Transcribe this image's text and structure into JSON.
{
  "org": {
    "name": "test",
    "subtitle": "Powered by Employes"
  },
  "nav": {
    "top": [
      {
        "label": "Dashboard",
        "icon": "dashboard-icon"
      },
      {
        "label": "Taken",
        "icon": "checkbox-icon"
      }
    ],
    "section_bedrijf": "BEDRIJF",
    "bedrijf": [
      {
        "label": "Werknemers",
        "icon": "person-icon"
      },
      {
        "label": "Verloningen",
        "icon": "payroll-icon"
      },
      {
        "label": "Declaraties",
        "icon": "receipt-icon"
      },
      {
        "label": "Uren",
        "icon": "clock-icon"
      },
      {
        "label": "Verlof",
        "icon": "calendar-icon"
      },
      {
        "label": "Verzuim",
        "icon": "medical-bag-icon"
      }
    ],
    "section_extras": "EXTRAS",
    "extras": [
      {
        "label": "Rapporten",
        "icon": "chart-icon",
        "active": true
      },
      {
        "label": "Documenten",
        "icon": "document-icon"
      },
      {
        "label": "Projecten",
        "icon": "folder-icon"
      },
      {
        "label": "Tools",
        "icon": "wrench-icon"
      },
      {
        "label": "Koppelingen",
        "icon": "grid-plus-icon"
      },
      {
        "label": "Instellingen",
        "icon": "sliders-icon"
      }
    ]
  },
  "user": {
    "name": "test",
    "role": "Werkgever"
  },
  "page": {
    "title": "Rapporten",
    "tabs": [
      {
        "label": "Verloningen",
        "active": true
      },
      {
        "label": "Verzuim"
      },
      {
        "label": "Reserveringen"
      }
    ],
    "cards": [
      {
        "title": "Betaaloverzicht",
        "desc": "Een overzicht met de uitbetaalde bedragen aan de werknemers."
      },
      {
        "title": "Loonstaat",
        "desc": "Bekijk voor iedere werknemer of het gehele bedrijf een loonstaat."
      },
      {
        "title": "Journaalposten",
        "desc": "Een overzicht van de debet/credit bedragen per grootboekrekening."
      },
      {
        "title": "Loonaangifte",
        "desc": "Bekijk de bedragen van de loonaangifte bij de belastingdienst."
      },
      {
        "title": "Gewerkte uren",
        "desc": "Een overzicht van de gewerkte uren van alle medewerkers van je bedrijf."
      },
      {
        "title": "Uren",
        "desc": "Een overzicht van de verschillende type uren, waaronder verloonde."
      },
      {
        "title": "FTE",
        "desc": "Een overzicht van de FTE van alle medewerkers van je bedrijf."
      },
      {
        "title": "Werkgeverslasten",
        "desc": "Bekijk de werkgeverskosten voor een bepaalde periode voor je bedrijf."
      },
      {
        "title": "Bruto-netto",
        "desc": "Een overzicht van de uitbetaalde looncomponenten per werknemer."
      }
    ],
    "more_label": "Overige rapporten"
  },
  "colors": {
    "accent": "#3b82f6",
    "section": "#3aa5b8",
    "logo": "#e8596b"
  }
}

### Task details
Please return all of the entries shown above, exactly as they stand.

### Answer section
Transcribe this image's text and structure into JSON.
{
  "org": {
    "name": "test",
    "subtitle": "Powered by Employes"
  },
  "nav": {
    "top": [
      {
        "label": "Dashboard",
        "icon": "dashboard-icon"
      },
      {
        "label": "Taken",
        "icon": "checkbox-icon"
      }
    ],
    "section_bedrijf": "BEDRIJF",
    "bedrijf": [
      {
        "label": "Werknemers",
        "icon": "person-icon"
      },
      {
        "label": "Verloningen",
        "icon": "payroll-icon"
      },
      {
        "label": "Declaraties",
        "icon": "receipt-icon"
      },
      {
        "label": "Uren",
        "icon": "clock-icon"
      },
      {
        "label": "Verlof",
        "icon": "calendar-icon"
      },
      {
        "label": "Verzuim",
        "icon": "medical-bag-icon"
      }
    ],
    "section_extras": "EXTRAS",
    "extras": [
      {
        "label": "Rapporten",
        "icon": "chart-icon",
        "active": true
      },
      {
        "label": "Documenten",
        "icon": "document-icon"
      },
      {
        "label": "Projecten",
        "icon": "folder-icon"
      },
      {
        "label": "Tools",
        "icon": "wrench-icon"
      },
      {
        "label": "Koppelingen",
        "icon": "grid-plus-icon"
      },
      {
        "label": "Instellingen",
        "icon": "sliders-icon"
      }
    ]
  },
  "user": {
    "name": "test",
    "role": "Werkgever"
  },
  "page": {
    "title": "Rapporten",
    "tabs": [
      {
        "label": "Verloningen",
        "active": true
      },
      {
        "label": "Verzuim"
      },
      {
        "label": "Reserveringen"
      }
    ],
    "cards": [
      {
        "title": "Betaaloverzicht",
        "desc": "Een overzicht met de uitbetaalde bedragen aan de werknemers."
      },
      {
        "title": "Loonstaat",
        "desc": "Bekijk voor iedere werknemer of het gehele bedrijf een loonstaat."
      },
      {
        "title": "Journaalposten",
        "desc": "Een overzicht van de debet/credit bedragen per grootboekrekening."
      },
      {
        "title": "Loonaangifte",
        "desc": "Bekijk de bedragen van de loonaangifte bij de belastingdienst."
      },
      {
        "title": "Gewerkte uren",
        "desc": "Een overzicht van de gewerkte uren van alle medewerkers van je bedrijf."
      },
      {
        "title": "Uren",
        "desc": "Een overzicht van de verschillende type uren, waaronder verloonde."
      },
      {
        "title": "FTE",
        "desc": "Een overzicht van de FTE van alle medewerkers van je bedrijf."
      },
      {
        "title": "Werkgeverslasten",
        "desc": "Bekijk de werkgeverskosten voor een bepaalde periode voor je bedrijf."
      },
      {
        "title": "Bruto-netto",
        "desc": "Een overzicht van de uitbetaalde looncomponenten per werknemer."
      }
    ],
    "more_label": "Overige rapporten"
  },
  "colors": {
    "accent": "#3b82f6",
    "section": "#3aa5b8",
    "logo": "#e8596b"
  }
}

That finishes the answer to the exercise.